━━ Material to process

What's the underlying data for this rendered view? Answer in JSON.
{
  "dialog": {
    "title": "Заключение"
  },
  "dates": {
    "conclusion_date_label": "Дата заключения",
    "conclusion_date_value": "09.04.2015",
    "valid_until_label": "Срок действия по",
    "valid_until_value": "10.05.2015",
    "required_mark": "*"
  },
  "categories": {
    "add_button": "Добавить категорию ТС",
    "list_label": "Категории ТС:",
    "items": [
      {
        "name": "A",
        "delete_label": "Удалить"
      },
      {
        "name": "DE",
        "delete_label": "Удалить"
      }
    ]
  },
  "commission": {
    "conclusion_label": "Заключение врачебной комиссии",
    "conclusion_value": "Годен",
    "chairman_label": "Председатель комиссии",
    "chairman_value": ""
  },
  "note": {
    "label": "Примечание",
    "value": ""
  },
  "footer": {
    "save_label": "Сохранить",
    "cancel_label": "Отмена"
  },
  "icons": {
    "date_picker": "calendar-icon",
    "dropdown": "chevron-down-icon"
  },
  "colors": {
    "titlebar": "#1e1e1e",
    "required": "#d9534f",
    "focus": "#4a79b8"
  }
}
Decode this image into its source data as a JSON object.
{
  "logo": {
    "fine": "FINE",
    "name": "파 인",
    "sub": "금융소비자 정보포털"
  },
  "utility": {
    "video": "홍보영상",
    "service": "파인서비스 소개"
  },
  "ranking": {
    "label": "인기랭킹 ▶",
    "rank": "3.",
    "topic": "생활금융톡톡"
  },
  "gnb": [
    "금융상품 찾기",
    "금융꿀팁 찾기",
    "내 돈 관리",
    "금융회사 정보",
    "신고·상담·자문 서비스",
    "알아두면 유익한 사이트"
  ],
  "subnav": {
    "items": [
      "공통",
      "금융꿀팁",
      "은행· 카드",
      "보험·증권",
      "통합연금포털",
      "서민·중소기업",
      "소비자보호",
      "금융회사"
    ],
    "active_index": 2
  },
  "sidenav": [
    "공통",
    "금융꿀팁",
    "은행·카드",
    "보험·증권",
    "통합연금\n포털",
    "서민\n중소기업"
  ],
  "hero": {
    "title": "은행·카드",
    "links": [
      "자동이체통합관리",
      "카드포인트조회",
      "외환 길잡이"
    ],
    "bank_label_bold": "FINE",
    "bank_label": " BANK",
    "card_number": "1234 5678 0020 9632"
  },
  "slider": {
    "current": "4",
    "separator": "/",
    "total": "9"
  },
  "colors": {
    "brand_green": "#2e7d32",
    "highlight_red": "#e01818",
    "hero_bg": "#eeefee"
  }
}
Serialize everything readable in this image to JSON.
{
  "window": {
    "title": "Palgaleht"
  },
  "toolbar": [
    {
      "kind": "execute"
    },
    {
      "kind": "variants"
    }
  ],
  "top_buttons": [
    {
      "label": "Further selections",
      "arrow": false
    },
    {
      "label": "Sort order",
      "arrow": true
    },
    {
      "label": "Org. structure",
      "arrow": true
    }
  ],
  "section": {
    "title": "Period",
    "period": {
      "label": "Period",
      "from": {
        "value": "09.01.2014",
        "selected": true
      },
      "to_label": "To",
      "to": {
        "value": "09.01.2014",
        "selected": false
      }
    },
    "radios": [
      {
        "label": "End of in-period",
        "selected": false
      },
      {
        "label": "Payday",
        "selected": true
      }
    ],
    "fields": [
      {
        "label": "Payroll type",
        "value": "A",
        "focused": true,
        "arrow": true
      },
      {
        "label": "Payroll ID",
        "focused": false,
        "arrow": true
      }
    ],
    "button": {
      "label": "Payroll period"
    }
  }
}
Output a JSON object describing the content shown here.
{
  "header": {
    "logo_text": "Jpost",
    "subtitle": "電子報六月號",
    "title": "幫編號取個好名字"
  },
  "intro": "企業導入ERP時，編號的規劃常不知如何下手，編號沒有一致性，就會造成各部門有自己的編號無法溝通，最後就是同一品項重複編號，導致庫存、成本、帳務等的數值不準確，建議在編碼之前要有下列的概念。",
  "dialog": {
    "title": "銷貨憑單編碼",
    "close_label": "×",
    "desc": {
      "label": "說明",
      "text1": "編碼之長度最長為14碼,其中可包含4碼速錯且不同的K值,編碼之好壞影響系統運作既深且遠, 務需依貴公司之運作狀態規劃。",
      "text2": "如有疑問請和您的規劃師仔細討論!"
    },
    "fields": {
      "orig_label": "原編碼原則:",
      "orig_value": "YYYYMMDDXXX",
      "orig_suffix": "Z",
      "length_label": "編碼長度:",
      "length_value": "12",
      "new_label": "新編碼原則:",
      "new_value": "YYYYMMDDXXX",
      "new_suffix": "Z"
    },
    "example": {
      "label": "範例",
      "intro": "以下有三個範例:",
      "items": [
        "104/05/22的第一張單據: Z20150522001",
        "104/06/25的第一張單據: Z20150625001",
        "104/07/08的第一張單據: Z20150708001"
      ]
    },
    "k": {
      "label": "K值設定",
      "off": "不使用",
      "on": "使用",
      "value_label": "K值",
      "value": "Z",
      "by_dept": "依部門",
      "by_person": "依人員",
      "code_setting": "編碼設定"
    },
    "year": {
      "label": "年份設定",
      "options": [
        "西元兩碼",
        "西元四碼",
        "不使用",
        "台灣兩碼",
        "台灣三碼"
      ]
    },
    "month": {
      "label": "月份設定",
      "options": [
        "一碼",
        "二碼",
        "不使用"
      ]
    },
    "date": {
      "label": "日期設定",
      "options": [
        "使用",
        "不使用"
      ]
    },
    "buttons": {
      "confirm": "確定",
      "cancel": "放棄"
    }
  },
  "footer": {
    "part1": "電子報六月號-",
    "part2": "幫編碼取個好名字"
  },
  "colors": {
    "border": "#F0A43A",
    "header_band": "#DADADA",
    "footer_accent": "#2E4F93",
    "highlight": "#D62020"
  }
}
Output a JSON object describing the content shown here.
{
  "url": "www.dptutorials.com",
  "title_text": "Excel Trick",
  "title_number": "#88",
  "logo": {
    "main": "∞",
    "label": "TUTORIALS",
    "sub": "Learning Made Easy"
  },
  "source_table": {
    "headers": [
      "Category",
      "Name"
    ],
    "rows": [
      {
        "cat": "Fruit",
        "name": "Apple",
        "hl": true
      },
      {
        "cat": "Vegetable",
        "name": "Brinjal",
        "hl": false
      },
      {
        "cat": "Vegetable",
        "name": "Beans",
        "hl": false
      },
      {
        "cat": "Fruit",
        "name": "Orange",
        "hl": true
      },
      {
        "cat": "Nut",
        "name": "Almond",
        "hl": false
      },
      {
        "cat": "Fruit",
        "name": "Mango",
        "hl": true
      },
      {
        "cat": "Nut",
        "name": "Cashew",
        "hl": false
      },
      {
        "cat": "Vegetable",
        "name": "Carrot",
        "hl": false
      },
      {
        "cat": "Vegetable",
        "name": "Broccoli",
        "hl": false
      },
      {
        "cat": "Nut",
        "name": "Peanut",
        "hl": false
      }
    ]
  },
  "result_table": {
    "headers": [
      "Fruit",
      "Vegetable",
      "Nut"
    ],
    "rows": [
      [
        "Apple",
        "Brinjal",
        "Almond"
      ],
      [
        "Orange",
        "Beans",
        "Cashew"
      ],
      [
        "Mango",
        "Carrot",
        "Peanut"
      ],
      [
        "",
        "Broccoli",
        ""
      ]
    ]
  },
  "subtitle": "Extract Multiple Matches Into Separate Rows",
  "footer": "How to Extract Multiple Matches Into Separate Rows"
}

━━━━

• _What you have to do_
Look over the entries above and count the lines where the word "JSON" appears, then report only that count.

• _Problem solution_
5